We take an in-depth look at food this month, looking at the prospects of big data sowing a new green revolution and the global battle against food waste
This month in Ethical Corporation magazine we emerging solutions to address growing challenges in the global food system. By 2050 there will be almost two-and-a-half billion more mouths to feed on planet Earth, and we will need to produce almost twice as much food as today.
Yet we cannot feed the numbers we have now with current agricultural practices, nor with the amount of food wasted and lost on the journey from farm to fork. And the impact of climate change, which has already caused Saudi Arabia to buy land in water-stressed California and Arizona to grow hay to ship back home, will only worsen.
Angeli Mehta looks at how big data is revolutionising agriculture as Silicon Valley comes to the farm gate, with agri-tech start-ups offering technologies to allow food to be grown more efficiently and sustainably for companies such as Kellogg and Campbell’s Soup.

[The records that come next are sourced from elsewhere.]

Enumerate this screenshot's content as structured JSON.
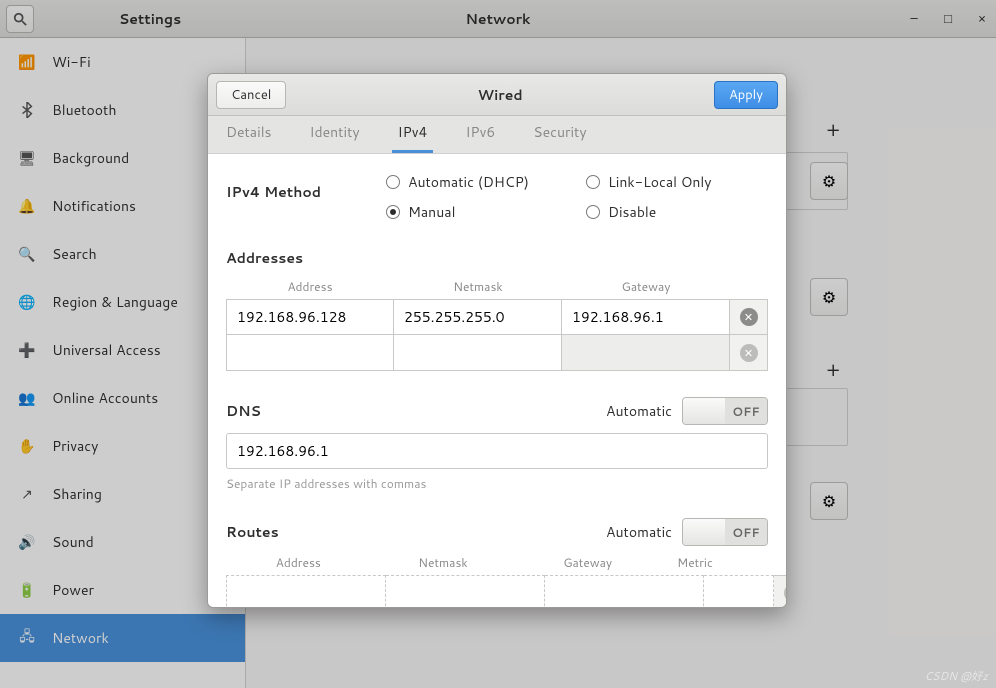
{
  "window": {
    "back_title": "Settings",
    "title": "Network",
    "minimize": "–",
    "maximize": "□",
    "close": "×"
  },
  "sidebar": {
    "items": [
      {
        "icon": "wifi",
        "label": "Wi-Fi"
      },
      {
        "icon": "bluetooth",
        "label": "Bluetooth"
      },
      {
        "icon": "background",
        "label": "Background"
      },
      {
        "icon": "bell",
        "label": "Notifications"
      },
      {
        "icon": "search",
        "label": "Search"
      },
      {
        "icon": "globe",
        "label": "Region & Language"
      },
      {
        "icon": "universal",
        "label": "Universal Access"
      },
      {
        "icon": "accounts",
        "label": "Online Accounts"
      },
      {
        "icon": "privacy",
        "label": "Privacy"
      },
      {
        "icon": "sharing",
        "label": "Sharing"
      },
      {
        "icon": "sound",
        "label": "Sound"
      },
      {
        "icon": "power",
        "label": "Power"
      },
      {
        "icon": "network",
        "label": "Network"
      }
    ],
    "active_index": 12
  },
  "dialog": {
    "cancel": "Cancel",
    "apply": "Apply",
    "title": "Wired",
    "tabs": [
      "Details",
      "Identity",
      "IPv4",
      "IPv6",
      "Security"
    ],
    "active_tab": 2,
    "method_label": "IPv4 Method",
    "methods": {
      "auto": "Automatic (DHCP)",
      "linklocal": "Link-Local Only",
      "manual": "Manual",
      "disable": "Disable",
      "selected": "manual"
    },
    "addresses": {
      "title": "Addresses",
      "cols": {
        "address": "Address",
        "netmask": "Netmask",
        "gateway": "Gateway"
      },
      "rows": [
        {
          "address": "192.168.96.128",
          "netmask": "255.255.255.0",
          "gateway": "192.168.96.1"
        },
        {
          "address": "",
          "netmask": "",
          "gateway": ""
        }
      ]
    },
    "dns": {
      "title": "DNS",
      "auto_label": "Automatic",
      "switch": "OFF",
      "value": "192.168.96.1",
      "hint": "Separate IP addresses with commas"
    },
    "routes": {
      "title": "Routes",
      "auto_label": "Automatic",
      "switch": "OFF",
      "cols": {
        "address": "Address",
        "netmask": "Netmask",
        "gateway": "Gateway",
        "metric": "Metric"
      }
    }
  },
  "watermark": "CSDN @好z"
}
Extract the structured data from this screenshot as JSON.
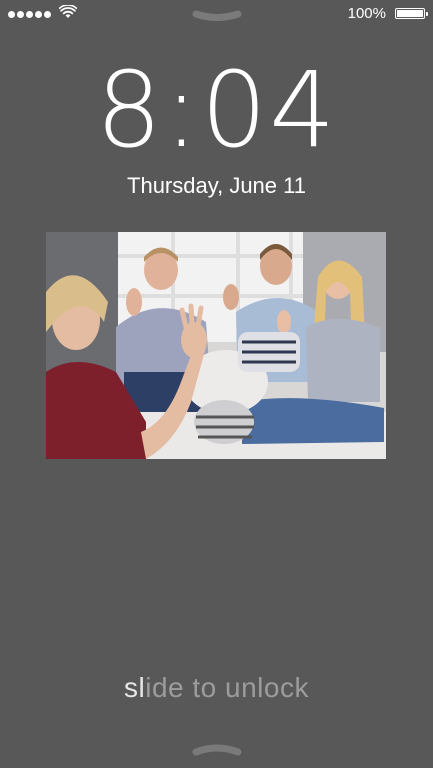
{
  "status_bar": {
    "signal_dots": 5,
    "battery_label": "100%",
    "battery_level": 1.0
  },
  "lock_screen": {
    "time": "8:04",
    "date": "Thursday, June 11",
    "slide_text": "slide to unlock",
    "slide_highlight": "sl",
    "slide_rest": "ide to unlock"
  },
  "wallpaper": {
    "subject": "photo-people-signing"
  },
  "colors": {
    "background": "#585858",
    "text": "#ffffff",
    "unlock_dim": "#9c9c9c"
  }
}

She also looks at the firms, like AeroFarms and Plantagon, that are growing food in urban farms, using significantly less land and water, as well as innovations in alternative proteins for animals. She also looks at the firms that are bringing a sea change to the way we produce fish.

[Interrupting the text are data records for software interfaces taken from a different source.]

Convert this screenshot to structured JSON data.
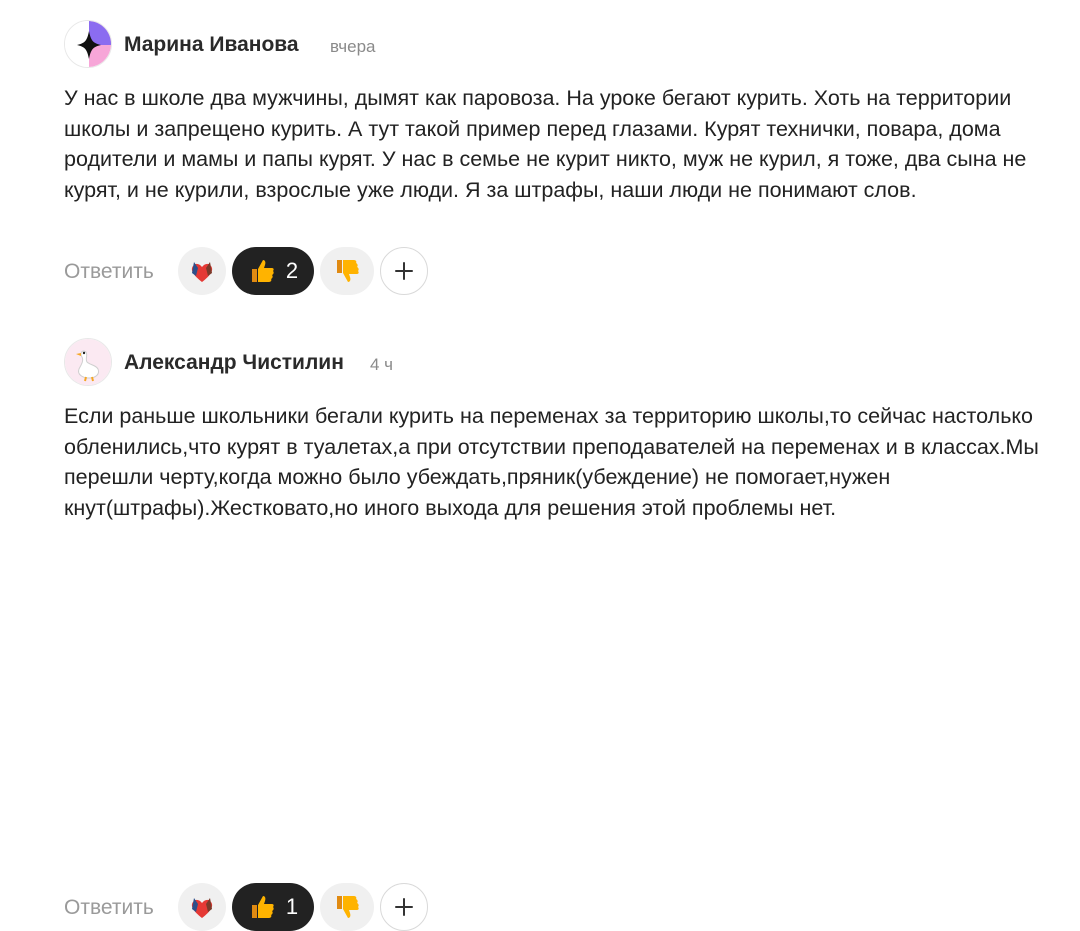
{
  "comments": [
    {
      "author": "Марина Иванова",
      "time": "вчера",
      "avatar_icon": "sparkle-avatar-icon",
      "text": "У нас в школе два мужчины, дымят как паровоза. На уроке бегают курить. Хоть на территории школы и запрещено курить. А тут такой пример перед глазами. Курят технички, повара, дома родители и мамы и папы курят. У нас в семье не курит никто, муж не курил, я тоже, два сына не курят, и не курили, взрослые уже люди. Я за штрафы, наши люди не понимают слов.",
      "reply_label": "Ответить",
      "like_count": "2"
    },
    {
      "author": "Александр Чистилин",
      "time": "4 ч",
      "avatar_icon": "goose-avatar-icon",
      "text": "Если раньше школьники бегали курить на переменах за территорию школы,то сейчас настолько обленились,что курят в туалетах,а при отсутствии преподавателей на переменах и в классах.Мы перешли черту,когда можно было убеждать,пряник(убеждение) не помогает,нужен кнут(штрафы).Жестковато,но иного выхода для решения этой проблемы нет.",
      "reply_label": "Ответить",
      "like_count": "1"
    }
  ],
  "colors": {
    "like_pill_bg": "#222222",
    "reaction_bg": "#f0f0f0",
    "muted_text": "#9a9a9a"
  }
}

Eric Marx reports from Berlin on the apps that are helping smallholders in developing countries achieve optimal harvests, and asks whether agri-tech can sow a green revolution for India’s poorest farmers.
We also look at another important solution to food security: the global effort to tackle food loss and waste through the multi-stakeholder Champions 12.3 platform. Editor Terry Slavin interviews Liz Goodwin, former CEO of the UK waste reduction charity WRAP, who now heads up the World Resources Institute’s food loss and waste effort, while Diana Rojas reports from Washington on some of the companies, led by UK retailer Tesco, that are doing the most to tackle food waste throughout their supply chains. And we look at a new report from food charity Feedback arguing that the prime culprit for UK food waste is over-production by farmers to meet impossible cosmetic demands by supermarkets.
As always, plenty of food for thought.